Page and application data records
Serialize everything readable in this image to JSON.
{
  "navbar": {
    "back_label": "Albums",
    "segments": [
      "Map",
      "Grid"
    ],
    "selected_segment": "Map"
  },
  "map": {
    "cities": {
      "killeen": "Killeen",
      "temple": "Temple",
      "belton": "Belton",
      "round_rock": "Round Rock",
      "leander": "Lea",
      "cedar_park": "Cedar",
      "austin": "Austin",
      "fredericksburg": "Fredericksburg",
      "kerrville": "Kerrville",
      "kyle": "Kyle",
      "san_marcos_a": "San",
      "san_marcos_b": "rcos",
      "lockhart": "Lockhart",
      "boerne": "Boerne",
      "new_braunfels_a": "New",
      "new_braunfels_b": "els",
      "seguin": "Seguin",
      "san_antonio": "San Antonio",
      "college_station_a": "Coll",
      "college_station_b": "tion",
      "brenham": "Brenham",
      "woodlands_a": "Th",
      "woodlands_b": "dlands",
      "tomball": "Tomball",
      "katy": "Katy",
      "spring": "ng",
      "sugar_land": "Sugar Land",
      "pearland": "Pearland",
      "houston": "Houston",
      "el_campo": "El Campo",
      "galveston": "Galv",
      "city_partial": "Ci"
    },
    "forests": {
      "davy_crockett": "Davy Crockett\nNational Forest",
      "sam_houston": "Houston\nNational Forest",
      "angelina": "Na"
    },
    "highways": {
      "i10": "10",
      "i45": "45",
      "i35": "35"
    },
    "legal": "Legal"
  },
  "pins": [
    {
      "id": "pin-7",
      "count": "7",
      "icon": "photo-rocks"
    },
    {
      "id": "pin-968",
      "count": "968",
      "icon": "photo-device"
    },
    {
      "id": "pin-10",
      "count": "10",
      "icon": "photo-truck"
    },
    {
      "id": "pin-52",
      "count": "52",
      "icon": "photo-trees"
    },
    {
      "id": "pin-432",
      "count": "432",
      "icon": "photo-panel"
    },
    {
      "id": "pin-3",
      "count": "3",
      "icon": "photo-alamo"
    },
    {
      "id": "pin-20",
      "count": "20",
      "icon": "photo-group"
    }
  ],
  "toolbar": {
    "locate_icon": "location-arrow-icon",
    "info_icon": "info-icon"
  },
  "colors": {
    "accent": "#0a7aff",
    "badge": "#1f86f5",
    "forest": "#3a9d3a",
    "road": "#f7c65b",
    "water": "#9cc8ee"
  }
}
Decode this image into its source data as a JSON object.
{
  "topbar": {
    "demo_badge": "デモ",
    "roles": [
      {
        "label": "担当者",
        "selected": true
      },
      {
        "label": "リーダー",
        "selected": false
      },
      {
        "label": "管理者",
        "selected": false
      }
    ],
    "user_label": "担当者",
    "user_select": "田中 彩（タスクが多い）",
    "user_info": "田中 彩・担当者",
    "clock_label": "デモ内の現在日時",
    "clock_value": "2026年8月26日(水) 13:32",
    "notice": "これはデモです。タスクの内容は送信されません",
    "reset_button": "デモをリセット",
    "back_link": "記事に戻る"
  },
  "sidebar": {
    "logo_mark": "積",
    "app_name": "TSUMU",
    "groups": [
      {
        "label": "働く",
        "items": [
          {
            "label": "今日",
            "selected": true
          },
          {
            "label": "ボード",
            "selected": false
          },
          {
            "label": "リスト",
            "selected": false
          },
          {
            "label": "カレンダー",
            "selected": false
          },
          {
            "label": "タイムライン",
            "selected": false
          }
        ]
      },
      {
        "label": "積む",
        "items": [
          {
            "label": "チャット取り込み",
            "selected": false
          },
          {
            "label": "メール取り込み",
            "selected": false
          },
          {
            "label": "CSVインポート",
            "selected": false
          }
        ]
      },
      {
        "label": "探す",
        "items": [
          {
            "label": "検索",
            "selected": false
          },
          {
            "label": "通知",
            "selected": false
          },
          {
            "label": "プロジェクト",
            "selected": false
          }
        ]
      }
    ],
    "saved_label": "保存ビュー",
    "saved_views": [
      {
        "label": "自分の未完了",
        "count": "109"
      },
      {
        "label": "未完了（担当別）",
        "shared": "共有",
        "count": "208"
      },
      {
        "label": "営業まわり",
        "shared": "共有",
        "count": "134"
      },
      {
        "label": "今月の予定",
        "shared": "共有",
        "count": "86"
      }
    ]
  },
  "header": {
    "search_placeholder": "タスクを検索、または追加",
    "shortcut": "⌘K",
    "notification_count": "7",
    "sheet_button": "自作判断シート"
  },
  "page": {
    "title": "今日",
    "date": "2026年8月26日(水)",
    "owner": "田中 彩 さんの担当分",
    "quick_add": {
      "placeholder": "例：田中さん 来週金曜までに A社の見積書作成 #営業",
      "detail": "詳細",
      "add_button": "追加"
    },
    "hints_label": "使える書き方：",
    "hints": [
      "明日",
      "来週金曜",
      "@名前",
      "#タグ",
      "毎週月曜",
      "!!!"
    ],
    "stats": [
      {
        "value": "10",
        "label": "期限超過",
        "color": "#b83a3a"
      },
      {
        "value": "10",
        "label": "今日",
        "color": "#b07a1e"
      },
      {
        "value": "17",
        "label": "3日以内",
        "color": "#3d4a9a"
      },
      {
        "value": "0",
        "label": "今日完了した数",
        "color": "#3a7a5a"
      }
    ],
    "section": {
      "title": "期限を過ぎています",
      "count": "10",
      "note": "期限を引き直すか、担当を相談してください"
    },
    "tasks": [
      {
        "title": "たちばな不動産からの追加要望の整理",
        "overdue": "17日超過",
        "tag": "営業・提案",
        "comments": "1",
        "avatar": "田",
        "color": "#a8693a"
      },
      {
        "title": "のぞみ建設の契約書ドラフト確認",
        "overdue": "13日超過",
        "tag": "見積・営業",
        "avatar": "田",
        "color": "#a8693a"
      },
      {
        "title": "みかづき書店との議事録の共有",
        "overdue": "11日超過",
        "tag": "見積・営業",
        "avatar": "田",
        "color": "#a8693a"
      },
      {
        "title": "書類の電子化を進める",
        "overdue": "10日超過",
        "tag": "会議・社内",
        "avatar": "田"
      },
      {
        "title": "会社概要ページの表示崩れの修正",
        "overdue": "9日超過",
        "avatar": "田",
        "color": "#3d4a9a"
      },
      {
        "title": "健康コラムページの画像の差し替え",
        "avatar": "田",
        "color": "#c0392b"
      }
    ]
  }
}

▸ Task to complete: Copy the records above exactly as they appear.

▸ Response to the exercise:
Serialize everything readable in this image to JSON.
{
  "navbar": {
    "back_label": "Albums",
    "segments": [
      "Map",
      "Grid"
    ],
    "selected_segment": "Map"
  },
  "map": {
    "cities": {
      "killeen": "Killeen",
      "temple": "Temple",
      "belton": "Belton",
      "round_rock": "Round Rock",
      "leander": "Lea",
      "cedar_park": "Cedar",
      "austin": "Austin",
      "fredericksburg": "Fredericksburg",
      "kerrville": "Kerrville",
      "kyle": "Kyle",
      "san_marcos_a": "San",
      "san_marcos_b": "rcos",
      "lockhart": "Lockhart",
      "boerne": "Boerne",
      "new_braunfels_a": "New",
      "new_braunfels_b": "els",
      "seguin": "Seguin",
      "san_antonio": "San Antonio",
      "college_station_a": "Coll",
      "college_station_b": "tion",
      "brenham": "Brenham",
      "woodlands_a": "Th",
      "woodlands_b": "dlands",
      "tomball": "Tomball",
      "katy": "Katy",
      "spring": "ng",
      "sugar_land": "Sugar Land",
      "pearland": "Pearland",
      "houston": "Houston",
      "el_campo": "El Campo",
      "galveston": "Galv",
      "city_partial": "Ci"
    },
    "forests": {
      "davy_crockett": "Davy Crockett\nNational Forest",
      "sam_houston": "Houston\nNational Forest",
      "angelina": "Na"
    },
    "highways": {
      "i10": "10",
      "i45": "45",
      "i35": "35"
    },
    "legal": "Legal"
  },
  "pins": [
    {
      "id": "pin-7",
      "count": "7",
      "icon": "photo-rocks"
    },
    {
      "id": "pin-968",
      "count": "968",
      "icon": "photo-device"
    },
    {
      "id": "pin-10",
      "count": "10",
      "icon": "photo-truck"
    },
    {
      "id": "pin-52",
      "count": "52",
      "icon": "photo-trees"
    },
    {
      "id": "pin-432",
      "count": "432",
      "icon": "photo-panel"
    },
    {
      "id": "pin-3",
      "count": "3",
      "icon": "photo-alamo"
    },
    {
      "id": "pin-20",
      "count": "20",
      "icon": "photo-group"
    }
  ],
  "toolbar": {
    "locate_icon": "location-arrow-icon",
    "info_icon": "info-icon"
  },
  "colors": {
    "accent": "#0a7aff",
    "badge": "#1f86f5",
    "forest": "#3a9d3a",
    "road": "#f7c65b",
    "water": "#9cc8ee"
  }
}
Decode this image into its source data as a JSON object.
{
  "topbar": {
    "demo_badge": "デモ",
    "roles": [
      {
        "label": "担当者",
        "selected": true
      },
      {
        "label": "リーダー",
        "selected": false
      },
      {
        "label": "管理者",
        "selected": false
      }
    ],
    "user_label": "担当者",
    "user_select": "田中 彩（タスクが多い）",
    "user_info": "田中 彩・担当者",
    "clock_label": "デモ内の現在日時",
    "clock_value": "2026年8月26日(水) 13:32",
    "notice": "これはデモです。タスクの内容は送信されません",
    "reset_button": "デモをリセット",
    "back_link": "記事に戻る"
  },
  "sidebar": {
    "logo_mark": "積",
    "app_name": "TSUMU",
    "groups": [
      {
        "label": "働く",
        "items": [
          {
            "label": "今日",
            "selected": true
          },
          {
            "label": "ボード",
            "selected": false
          },
          {
            "label": "リスト",
            "selected": false
          },
          {
            "label": "カレンダー",
            "selected": false
          },
          {
            "label": "タイムライン",
            "selected": false
          }
        ]
      },
      {
        "label": "積む",
        "items": [
          {
            "label": "チャット取り込み",
            "selected": false
          },
          {
            "label": "メール取り込み",
            "selected": false
          },
          {
            "label": "CSVインポート",
            "selected": false
          }
        ]
      },
      {
        "label": "探す",
        "items": [
          {
            "label": "検索",
            "selected": false
          },
          {
            "label": "通知",
            "selected": false
          },
          {
            "label": "プロジェクト",
            "selected": false
          }
        ]
      }
    ],
    "saved_label": "保存ビュー",
    "saved_views": [
      {
        "label": "自分の未完了",
        "count": "109"
      },
      {
        "label": "未完了（担当別）",
        "shared": "共有",
        "count": "208"
      },
      {
        "label": "営業まわり",
        "shared": "共有",
        "count": "134"
      },
      {
        "label": "今月の予定",
        "shared": "共有",
        "count": "86"
      }
    ]
  },
  "header": {
    "search_placeholder": "タスクを検索、または追加",
    "shortcut": "⌘K",
    "notification_count": "7",
    "sheet_button": "自作判断シート"
  },
  "page": {
    "title": "今日",
    "date": "2026年8月26日(水)",
    "owner": "田中 彩 さんの担当分",
    "quick_add": {
      "placeholder": "例：田中さん 来週金曜までに A社の見積書作成 #営業",
      "detail": "詳細",
      "add_button": "追加"
    },
    "hints_label": "使える書き方：",
    "hints": [
      "明日",
      "来週金曜",
      "@名前",
      "#タグ",
      "毎週月曜",
      "!!!"
    ],
    "stats": [
      {
        "value": "10",
        "label": "期限超過",
        "color": "#b83a3a"
      },
      {
        "value": "10",
        "label": "今日",
        "color": "#b07a1e"
      },
      {
        "value": "17",
        "label": "3日以内",
        "color": "#3d4a9a"
      },
      {
        "value": "0",
        "label": "今日完了した数",
        "color": "#3a7a5a"
      }
    ],
    "section": {
      "title": "期限を過ぎています",
      "count": "10",
      "note": "期限を引き直すか、担当を相談してください"
    },
    "tasks": [
      {
        "title": "たちばな不動産からの追加要望の整理",
        "overdue": "17日超過",
        "tag": "営業・提案",
        "comments": "1",
        "avatar": "田",
        "color": "#a8693a"
      },
      {
        "title": "のぞみ建設の契約書ドラフト確認",
        "overdue": "13日超過",
        "tag": "見積・営業",
        "avatar": "田",
        "color": "#a8693a"
      },
      {
        "title": "みかづき書店との議事録の共有",
        "overdue": "11日超過",
        "tag": "見積・営業",
        "avatar": "田",
        "color": "#a8693a"
      },
      {
        "title": "書類の電子化を進める",
        "overdue": "10日超過",
        "tag": "会議・社内",
        "avatar": "田"
      },
      {
        "title": "会社概要ページの表示崩れの修正",
        "overdue": "9日超過",
        "avatar": "田",
        "color": "#3d4a9a"
      },
      {
        "title": "健康コラムページの画像の差し替え",
        "avatar": "田",
        "color": "#c0392b"
      }
    ]
  }
}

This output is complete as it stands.